-- Dataset entries --
== Segment start ==

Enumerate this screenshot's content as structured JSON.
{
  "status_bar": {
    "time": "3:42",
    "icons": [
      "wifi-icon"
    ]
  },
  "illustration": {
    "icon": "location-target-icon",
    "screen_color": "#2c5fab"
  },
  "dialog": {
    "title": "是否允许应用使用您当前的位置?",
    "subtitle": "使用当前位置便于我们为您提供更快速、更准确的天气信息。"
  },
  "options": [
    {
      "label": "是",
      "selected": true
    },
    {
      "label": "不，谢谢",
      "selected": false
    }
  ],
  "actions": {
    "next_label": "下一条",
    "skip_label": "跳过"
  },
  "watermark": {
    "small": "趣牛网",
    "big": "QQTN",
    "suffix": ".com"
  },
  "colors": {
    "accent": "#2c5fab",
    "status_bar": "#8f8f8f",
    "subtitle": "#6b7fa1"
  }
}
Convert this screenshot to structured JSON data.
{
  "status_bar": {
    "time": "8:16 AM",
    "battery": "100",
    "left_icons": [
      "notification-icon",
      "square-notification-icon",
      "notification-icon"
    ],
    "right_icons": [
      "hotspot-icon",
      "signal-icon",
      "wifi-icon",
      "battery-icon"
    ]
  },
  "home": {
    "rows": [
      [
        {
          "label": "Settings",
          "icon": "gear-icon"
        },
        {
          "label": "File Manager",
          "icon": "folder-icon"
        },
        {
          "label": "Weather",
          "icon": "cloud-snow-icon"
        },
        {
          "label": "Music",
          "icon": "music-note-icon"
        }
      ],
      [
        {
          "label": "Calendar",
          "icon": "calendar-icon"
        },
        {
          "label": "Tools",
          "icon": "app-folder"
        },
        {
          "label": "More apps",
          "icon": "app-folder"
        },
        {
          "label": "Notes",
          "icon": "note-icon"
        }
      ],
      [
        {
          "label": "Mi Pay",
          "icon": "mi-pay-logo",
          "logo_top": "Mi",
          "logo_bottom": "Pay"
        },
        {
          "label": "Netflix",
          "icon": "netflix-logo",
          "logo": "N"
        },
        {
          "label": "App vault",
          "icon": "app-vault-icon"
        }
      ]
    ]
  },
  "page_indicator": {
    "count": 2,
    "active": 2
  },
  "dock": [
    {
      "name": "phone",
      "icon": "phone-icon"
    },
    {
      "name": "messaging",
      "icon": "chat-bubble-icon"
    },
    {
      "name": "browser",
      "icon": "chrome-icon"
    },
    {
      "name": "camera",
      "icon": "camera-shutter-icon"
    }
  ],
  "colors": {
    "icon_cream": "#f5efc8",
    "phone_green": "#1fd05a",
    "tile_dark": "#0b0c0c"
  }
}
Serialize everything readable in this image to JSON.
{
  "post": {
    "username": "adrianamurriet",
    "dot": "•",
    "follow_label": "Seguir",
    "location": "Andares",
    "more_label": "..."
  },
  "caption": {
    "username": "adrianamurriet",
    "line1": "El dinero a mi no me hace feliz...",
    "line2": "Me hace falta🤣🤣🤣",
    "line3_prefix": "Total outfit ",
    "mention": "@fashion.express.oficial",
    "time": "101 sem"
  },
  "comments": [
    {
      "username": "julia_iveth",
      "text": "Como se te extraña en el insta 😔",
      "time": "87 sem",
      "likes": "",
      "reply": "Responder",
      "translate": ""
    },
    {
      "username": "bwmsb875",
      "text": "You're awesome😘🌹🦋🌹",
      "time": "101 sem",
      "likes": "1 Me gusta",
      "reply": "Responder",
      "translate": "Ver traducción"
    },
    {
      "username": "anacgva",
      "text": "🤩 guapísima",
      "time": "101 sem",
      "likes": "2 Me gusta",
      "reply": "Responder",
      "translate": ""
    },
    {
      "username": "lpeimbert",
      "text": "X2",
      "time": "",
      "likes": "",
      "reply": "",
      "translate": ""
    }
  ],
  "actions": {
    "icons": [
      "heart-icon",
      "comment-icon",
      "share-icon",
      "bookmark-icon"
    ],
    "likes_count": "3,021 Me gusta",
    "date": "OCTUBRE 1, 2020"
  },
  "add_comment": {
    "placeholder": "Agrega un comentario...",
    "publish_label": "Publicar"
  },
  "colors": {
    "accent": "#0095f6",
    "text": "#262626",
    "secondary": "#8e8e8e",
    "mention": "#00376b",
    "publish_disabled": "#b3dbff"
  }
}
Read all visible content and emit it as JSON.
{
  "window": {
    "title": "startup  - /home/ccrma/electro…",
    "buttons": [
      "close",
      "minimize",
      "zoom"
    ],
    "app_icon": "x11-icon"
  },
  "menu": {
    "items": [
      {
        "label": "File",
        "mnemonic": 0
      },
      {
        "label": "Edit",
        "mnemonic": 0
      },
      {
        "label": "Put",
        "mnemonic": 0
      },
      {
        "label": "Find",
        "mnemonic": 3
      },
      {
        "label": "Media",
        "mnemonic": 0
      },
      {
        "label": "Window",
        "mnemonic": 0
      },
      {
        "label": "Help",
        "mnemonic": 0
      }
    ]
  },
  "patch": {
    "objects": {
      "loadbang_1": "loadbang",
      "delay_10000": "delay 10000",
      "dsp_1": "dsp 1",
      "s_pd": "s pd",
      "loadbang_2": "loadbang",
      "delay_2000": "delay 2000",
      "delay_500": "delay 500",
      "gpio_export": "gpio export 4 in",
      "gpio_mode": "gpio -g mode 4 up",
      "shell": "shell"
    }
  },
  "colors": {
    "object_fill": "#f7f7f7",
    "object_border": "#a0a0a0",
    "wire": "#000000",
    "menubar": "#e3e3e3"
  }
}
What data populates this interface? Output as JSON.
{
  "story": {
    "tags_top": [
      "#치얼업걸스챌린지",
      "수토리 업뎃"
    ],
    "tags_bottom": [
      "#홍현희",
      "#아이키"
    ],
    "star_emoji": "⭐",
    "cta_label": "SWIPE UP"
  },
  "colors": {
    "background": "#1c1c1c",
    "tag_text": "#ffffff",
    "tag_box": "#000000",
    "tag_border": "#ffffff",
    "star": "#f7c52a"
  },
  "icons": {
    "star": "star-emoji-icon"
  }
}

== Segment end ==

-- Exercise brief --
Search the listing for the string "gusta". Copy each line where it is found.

-- Response --
      "likes": "1 Me gusta",
      "likes": "2 Me gusta",
    "likes_count": "3,021 Me gusta",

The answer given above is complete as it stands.